After this gradual build-up the Sheikh presents Islam’s perspective on the djinns. “There are three types of creatures: humans, angels – who have no choice but to obey God – and the djinns, who, like humans, can distinguish between good and bad. Humans differ from djinns as they are visible in this dimension and stand above the djinns and the angels. In the beginning the djinns lived on the fireball that was the Earth. The angels lived in heaven and used to consist of pure light. One of the djinns, later to become known as Lucifer, had developed himself so well that he received an almost angel-like status. God created Adam, elevated him above these two creatures, and commanded both Lucifer and the angels to bow to Adam. Lucifer became jealous because he felt that he deserved to be elevated instead of Adam. Lucifer was therefore banished; the djinns who support him are demons [hence the common identification of the folk-religion term ‘djinn’ with ‘evil spirit’ or ‘demon’]. But not all djinns are demons; there are good djinns that can help humans, provided that humans understand that they should neither worship djinns nor elevate them above humans. That is against God’s law.”
The audience in the packed Congress Hall is captivated by Seinpaal’s lecture which lasts almost an hour. Next up is a panel consisting of Seinpaal, representatives of Islam, and pastoral theologian Leendert Pocornie. They are presented with many questions, such as: ‘Why is the Church against Winti?’ “Many people are quick to judge. I do not understand their haste, because God says that we should not judge. He will do that on the day of judgment,” Pocornie answers.
Fatah closes the evening after three and a half hours. “That all of you have stayed shows your interest,” he tells the audience that still fills three-quarters of the Congress Hall. “I never knew that there are so many black Muslims. We need more in-depth information about this topic,” says an inspired Simena Pinas as she leaves the Hall.

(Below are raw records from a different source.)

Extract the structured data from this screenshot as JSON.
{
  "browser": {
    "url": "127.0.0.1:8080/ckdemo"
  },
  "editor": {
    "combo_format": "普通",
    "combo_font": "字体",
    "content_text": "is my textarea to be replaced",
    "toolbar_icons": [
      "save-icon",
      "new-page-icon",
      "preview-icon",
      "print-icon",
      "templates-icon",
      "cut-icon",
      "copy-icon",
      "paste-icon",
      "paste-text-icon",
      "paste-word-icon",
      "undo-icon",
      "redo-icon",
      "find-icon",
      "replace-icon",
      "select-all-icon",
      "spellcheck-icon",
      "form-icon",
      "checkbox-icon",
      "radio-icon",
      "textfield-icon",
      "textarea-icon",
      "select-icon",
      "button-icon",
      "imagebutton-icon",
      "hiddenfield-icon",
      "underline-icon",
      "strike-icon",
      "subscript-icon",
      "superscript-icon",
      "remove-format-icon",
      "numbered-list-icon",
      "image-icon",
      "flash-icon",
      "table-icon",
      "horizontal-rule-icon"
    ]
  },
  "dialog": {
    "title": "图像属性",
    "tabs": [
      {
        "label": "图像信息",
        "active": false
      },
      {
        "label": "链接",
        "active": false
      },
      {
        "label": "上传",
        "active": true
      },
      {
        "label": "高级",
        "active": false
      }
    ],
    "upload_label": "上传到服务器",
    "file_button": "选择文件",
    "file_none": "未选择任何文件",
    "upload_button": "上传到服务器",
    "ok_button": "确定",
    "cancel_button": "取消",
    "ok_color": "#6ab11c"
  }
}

For the full report (in Dutch), go to http://www.dwtonline.com/website/nieuws.asp?menuid=41&id=105488.
The photo, which shows Sheikh Ali Mustafa Seinpaal (with the white turban), is credited to De Ware Tijd / Claudio Barker.